This blog was written at the request of a family member who shall remain nameless, although you’ll know her if you see her, phone in hand. What is “text neck”? What causes it? How can you avoid it?
If you google “text neck”, you’ll learn that it refers to the posture formed by leaning forward for prolonged periods, for example when viewing a cellphone while reading and texting, reported to cause stress injuries. It’s much the same as the posture used to read a laptop (on your lap), or to read a book in your hands. We’ve all done this…what’s the big deal?
Humans have been reading books for hundreds of years….most of us don’t suffer too much….except when we were studying for hours. And it’s time that creates the challenge. “Keeping your head down” has become an analogy for focusing and working hard. If you had to “keep your nose to the grindstone” for too many hours, your neck was bound to ache at the end of the day.

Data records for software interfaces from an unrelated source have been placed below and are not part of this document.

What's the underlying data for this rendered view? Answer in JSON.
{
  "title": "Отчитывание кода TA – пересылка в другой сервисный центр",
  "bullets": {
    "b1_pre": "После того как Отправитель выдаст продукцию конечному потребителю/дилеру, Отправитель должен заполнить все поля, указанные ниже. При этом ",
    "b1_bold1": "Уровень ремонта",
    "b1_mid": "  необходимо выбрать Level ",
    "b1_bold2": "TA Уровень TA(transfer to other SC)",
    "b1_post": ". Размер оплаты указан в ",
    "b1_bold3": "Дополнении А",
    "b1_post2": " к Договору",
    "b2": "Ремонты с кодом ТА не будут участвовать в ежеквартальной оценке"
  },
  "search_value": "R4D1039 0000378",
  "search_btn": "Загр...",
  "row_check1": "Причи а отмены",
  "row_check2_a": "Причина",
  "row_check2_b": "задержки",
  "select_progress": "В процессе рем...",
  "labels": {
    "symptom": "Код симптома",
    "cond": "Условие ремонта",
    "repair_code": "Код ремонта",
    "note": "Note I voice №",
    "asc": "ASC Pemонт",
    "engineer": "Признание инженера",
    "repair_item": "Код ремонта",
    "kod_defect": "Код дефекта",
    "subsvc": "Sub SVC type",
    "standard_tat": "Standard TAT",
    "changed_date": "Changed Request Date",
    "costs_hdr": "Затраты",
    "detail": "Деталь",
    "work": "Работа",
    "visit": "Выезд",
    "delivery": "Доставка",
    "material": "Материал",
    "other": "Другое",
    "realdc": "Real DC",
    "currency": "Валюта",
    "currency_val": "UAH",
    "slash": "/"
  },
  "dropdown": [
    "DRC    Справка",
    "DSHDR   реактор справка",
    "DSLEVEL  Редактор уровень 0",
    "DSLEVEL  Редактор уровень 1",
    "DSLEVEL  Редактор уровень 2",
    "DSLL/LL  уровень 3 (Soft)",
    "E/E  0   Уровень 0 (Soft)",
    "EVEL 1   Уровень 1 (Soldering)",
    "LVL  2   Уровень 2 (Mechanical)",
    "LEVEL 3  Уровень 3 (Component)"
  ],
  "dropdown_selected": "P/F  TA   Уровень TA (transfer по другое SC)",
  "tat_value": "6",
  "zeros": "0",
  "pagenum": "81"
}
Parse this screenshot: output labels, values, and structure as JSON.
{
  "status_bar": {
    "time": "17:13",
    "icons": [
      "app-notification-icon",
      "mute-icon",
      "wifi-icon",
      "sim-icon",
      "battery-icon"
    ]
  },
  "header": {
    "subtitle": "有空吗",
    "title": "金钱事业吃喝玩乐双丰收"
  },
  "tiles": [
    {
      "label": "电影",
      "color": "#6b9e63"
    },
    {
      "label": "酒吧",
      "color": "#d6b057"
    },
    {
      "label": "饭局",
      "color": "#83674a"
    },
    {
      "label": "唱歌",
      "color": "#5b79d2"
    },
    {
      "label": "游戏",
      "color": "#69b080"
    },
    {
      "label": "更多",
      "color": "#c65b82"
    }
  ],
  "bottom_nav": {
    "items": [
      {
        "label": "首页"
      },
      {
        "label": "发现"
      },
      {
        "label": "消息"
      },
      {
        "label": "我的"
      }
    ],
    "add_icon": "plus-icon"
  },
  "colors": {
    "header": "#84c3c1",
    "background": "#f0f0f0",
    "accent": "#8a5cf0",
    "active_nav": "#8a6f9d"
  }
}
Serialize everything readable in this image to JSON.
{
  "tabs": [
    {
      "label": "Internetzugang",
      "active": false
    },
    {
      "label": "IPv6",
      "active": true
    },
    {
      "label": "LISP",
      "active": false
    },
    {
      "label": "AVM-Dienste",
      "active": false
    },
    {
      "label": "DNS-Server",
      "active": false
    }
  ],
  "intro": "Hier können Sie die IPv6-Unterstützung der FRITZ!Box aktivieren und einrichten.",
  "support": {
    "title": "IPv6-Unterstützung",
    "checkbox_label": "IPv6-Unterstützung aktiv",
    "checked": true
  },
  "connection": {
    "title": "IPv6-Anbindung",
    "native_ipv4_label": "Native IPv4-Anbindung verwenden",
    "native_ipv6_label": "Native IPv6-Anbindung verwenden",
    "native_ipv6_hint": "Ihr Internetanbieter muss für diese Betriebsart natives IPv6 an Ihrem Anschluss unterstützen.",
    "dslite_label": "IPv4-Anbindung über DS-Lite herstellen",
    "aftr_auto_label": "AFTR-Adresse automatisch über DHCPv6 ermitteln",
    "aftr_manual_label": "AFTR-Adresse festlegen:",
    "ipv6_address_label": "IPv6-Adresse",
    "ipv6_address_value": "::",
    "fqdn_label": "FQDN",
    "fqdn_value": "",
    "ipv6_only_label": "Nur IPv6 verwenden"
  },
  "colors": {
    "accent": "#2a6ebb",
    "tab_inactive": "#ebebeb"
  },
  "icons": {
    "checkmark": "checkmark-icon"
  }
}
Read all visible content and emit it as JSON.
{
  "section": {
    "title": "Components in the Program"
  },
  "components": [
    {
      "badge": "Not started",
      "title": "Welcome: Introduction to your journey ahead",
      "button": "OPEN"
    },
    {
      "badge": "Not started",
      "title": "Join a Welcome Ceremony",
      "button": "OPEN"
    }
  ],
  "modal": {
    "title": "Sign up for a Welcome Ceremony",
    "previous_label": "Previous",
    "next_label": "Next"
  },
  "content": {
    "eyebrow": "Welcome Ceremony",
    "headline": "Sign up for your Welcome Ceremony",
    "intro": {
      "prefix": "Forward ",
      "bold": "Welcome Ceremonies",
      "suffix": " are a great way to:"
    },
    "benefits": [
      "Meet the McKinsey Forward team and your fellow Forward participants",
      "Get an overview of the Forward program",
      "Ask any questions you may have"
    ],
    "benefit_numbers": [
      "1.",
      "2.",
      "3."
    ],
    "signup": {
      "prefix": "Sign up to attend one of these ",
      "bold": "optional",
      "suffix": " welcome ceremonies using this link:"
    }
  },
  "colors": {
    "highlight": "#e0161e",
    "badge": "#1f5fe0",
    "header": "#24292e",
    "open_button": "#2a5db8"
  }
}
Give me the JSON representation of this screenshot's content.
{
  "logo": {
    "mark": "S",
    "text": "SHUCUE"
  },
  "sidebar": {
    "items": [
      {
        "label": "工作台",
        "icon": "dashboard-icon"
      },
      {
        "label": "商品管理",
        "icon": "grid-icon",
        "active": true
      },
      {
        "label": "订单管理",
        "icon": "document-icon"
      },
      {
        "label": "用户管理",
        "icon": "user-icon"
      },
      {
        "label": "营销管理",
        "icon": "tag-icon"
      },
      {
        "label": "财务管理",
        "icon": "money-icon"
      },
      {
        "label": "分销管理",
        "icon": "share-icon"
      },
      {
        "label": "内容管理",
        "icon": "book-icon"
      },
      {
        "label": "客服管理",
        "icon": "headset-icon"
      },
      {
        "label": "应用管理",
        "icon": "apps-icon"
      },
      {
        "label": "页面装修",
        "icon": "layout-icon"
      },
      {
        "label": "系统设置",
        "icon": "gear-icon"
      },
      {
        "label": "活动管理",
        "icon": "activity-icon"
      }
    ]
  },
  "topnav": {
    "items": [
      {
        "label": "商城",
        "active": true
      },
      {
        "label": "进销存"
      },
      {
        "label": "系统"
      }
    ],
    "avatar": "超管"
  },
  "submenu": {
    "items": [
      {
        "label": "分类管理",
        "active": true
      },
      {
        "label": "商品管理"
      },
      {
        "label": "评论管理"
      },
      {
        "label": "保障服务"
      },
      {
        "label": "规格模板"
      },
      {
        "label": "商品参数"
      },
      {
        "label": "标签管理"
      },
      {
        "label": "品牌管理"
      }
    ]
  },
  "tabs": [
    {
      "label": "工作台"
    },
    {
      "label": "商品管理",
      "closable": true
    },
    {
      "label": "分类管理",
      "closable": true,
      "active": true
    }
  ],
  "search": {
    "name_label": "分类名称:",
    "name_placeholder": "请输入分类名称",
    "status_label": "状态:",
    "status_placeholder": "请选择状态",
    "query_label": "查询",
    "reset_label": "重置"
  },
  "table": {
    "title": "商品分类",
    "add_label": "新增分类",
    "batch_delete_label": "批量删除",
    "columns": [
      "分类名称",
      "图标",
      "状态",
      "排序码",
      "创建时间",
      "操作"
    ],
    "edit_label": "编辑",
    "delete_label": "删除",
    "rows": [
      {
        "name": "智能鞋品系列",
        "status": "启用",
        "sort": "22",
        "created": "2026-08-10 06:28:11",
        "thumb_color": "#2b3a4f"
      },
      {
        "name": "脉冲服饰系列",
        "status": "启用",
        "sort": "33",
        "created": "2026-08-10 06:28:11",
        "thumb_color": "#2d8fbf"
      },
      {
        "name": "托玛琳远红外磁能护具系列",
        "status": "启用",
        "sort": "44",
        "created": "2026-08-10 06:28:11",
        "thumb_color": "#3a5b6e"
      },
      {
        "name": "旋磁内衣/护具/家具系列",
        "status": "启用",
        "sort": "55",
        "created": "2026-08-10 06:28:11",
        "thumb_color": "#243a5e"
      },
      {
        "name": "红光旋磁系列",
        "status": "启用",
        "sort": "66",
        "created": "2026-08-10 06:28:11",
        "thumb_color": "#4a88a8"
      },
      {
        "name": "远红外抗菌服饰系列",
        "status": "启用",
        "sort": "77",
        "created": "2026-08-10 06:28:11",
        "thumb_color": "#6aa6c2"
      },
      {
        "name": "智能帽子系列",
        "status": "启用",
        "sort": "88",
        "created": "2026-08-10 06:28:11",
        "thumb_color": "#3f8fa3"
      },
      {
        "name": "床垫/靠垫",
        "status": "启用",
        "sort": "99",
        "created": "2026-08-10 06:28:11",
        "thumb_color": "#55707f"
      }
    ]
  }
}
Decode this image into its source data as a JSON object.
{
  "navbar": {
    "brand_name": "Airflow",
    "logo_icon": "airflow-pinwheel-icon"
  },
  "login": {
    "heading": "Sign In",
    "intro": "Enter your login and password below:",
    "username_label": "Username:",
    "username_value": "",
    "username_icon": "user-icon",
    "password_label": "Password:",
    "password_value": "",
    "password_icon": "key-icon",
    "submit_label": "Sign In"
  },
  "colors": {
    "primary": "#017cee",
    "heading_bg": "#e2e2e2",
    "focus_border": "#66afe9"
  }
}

Today’s young people, and many older ones too, have taken “focus” to a whole new level. We can spend hours looking at a tiny screen, watching videos or chatting with friends. I took a few minutes on a chilly April Sunday afternoon to use our biomechanical model to evaluate what happens to the muscles of your neck as you bend your head forward. I used an “average” male for this assessment….the loads might vary for people of different sizes, but the trends would be the same.
What does “good posture” feel like?
When your head is balanced nicely over your torso, our biomechanical model would say the neck angle is 90 degrees. In this position, your neck muscles are working at about 2% of maximum strength, and you might want about 5 seconds of rest every minute to avoid neck muscle fatigue. (Actually, research would suggest that you can probably maintain an effort of less than 5% of maximum almost indefinitely. But let’s assume you want to be comfortable…) For most of us, a 5 second “break” means taking a look to see what the dog is barking at, or glancing at the ceiling while considering a response to an email. The key is the ratio: 5 seconds of rest after 55 seconds of light effort is a ratio of 1:11.
What happens when you bend your neck?
As your neck bends forward, the ratio changes, so you need more rest to avoid fatigue. When you are in full “text neck” posture (i.e. looking at the screen you are holding in your lap), your neck muscles need 28 seconds every minute (almost 1:2) to recover.
This analysis only considers the muscles in your neck; it doesn’t consider what’s happening to the discs or ligaments in your spine. But it’s enough to show that bending the neck like this, for minutes at a time, is likely to cause muscle fatigue, and muscle aches.
Is the corrective action as simple as “hold the screen higher”?
Plenty of websites suggest just that. Let’s see what the biomechanics model predicts.
Raising your arms requires your arm muscles to work at 14% of maximum effort for your arms…requiring 28 seconds of rest per minute. Are you surprised? Your body already knew this….if it was easier to hold the phone up to your eyes, you would already be doing that!
Ideally, if you’re just reading a screen, you should place it on a stand, so it’s within your visual field, with your neck at “90 degrees”. If you’re interacting with the screen using your fingers for longer than a few minutes at a time, ask yourself if it’s time to switch to an external screen and keyboard. Even the CSA guidelines suggest limiting tablet use to 10 minutes at a time.
If you’ve got text neck pain, address the cause first! Then consult your health care provider for appropriate treatments.
Here are a few strength and stretching exercises that have helped us:
Carrie’s car favourite: https://www.hip.fit/e/car-headrest-chin-tuck